Thus, it always strikes me when I hear people talk about loan “forgiveness.” Given the prevailing connotation of that word today, forgiveness seems to reinforce the idea that debt is indicative of poor character, moral bankruptcy, sinful nature, or even an actual crime. People with debt have done nothing wrong and, therefore, don’t require forgiveness. For better or worse, our economy is built upon the accrual and discharge of debt, whether you’re seeking a degree, starting a business, or buying a home. In most cases, the acquisition of debt is encouraged as the only means of making significant investments and building wealth. I don’t know about you, but I don’t send in my monthly mortgage payment with a note that says “I’m sorry.”
There’s a much larger conversation here about how we treat people who incur debt for any reason. But focusing on student debt, I would urge everyone to stop saying forgiveness. The White House has actually done a good job avoiding this word, except when referring to the Public Service Loan Forgiveness program. That name needs to change. And other prominent figures in support of loan relief can rid themselves of the term forgiveness so as to not inadvertently reinforce debt stigma.
We can all begin to enact this change right now on the local level. Students and alumni will have lots of questions about loan relief, so do your best to scrub forgiveness from your vocabulary. Furthermore, colleges can update their own programs that “forgive” students’ outstanding balances or prior grades so they can return to school with a fresh start.
Given the possibility of internalized debt stigma, I would even remind students who use the term that they’ve done nothing wrong and need no forgiveness. Students have faced escalating college expenses, rising costs of living, stagnant wages, and various personal and national crises that have left many with loads of debt and often no degree. So let’s get rid of the hurtful moral overtones of “forgiveness” and focus on improving students’ lives.

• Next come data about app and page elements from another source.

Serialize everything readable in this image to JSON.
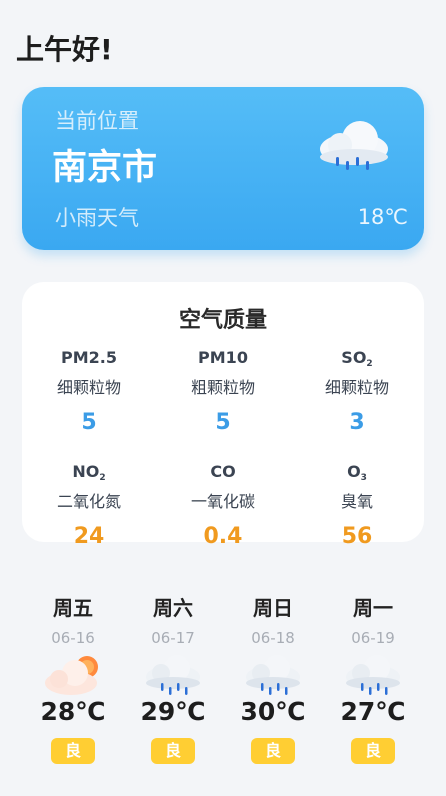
{
  "greeting": "上午好!",
  "location": {
    "label": "当前位置",
    "city": "南京市",
    "weather": "小雨天气",
    "temp": "18℃",
    "icon": "rain-cloud-icon"
  },
  "air": {
    "title": "空气质量",
    "items": [
      {
        "name": "PM2.5",
        "sub": "",
        "desc": "细颗粒物",
        "value": "5",
        "color": "#3b9ce6"
      },
      {
        "name": "PM10",
        "sub": "",
        "desc": "粗颗粒物",
        "value": "5",
        "color": "#3b9ce6"
      },
      {
        "name": "SO",
        "sub": "2",
        "desc": "细颗粒物",
        "value": "3",
        "color": "#3b9ce6"
      },
      {
        "name": "NO",
        "sub": "2",
        "desc": "二氧化氮",
        "value": "24",
        "color": "#f09a1f"
      },
      {
        "name": "CO",
        "sub": "",
        "desc": "一氧化碳",
        "value": "0.4",
        "color": "#f09a1f"
      },
      {
        "name": "O",
        "sub": "3",
        "desc": "臭氧",
        "value": "56",
        "color": "#f09a1f"
      }
    ]
  },
  "forecast": [
    {
      "day": "周五",
      "date": "06-16",
      "icon": "sun-cloud-icon",
      "temp": "28℃",
      "quality": "良"
    },
    {
      "day": "周六",
      "date": "06-17",
      "icon": "rain-cloud-icon",
      "temp": "29℃",
      "quality": "良"
    },
    {
      "day": "周日",
      "date": "06-18",
      "icon": "rain-cloud-icon",
      "temp": "30℃",
      "quality": "良"
    },
    {
      "day": "周一",
      "date": "06-19",
      "icon": "rain-cloud-icon",
      "temp": "27℃",
      "quality": "良"
    }
  ],
  "colors": {
    "card_blue": "#3aa8f1",
    "value_blue": "#3b9ce6",
    "value_orange": "#f09a1f",
    "badge_yellow": "#ffce33"
  }
}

Hayes, T. A. (2000). Stigmatizing indebtedness: Implications for labeling theory. Symbolic Interaction, 23(1), 29-46.
Sousa, M. D. (2017). Debt stigma and social class. Seattle University Law Review, 41, 965-1002.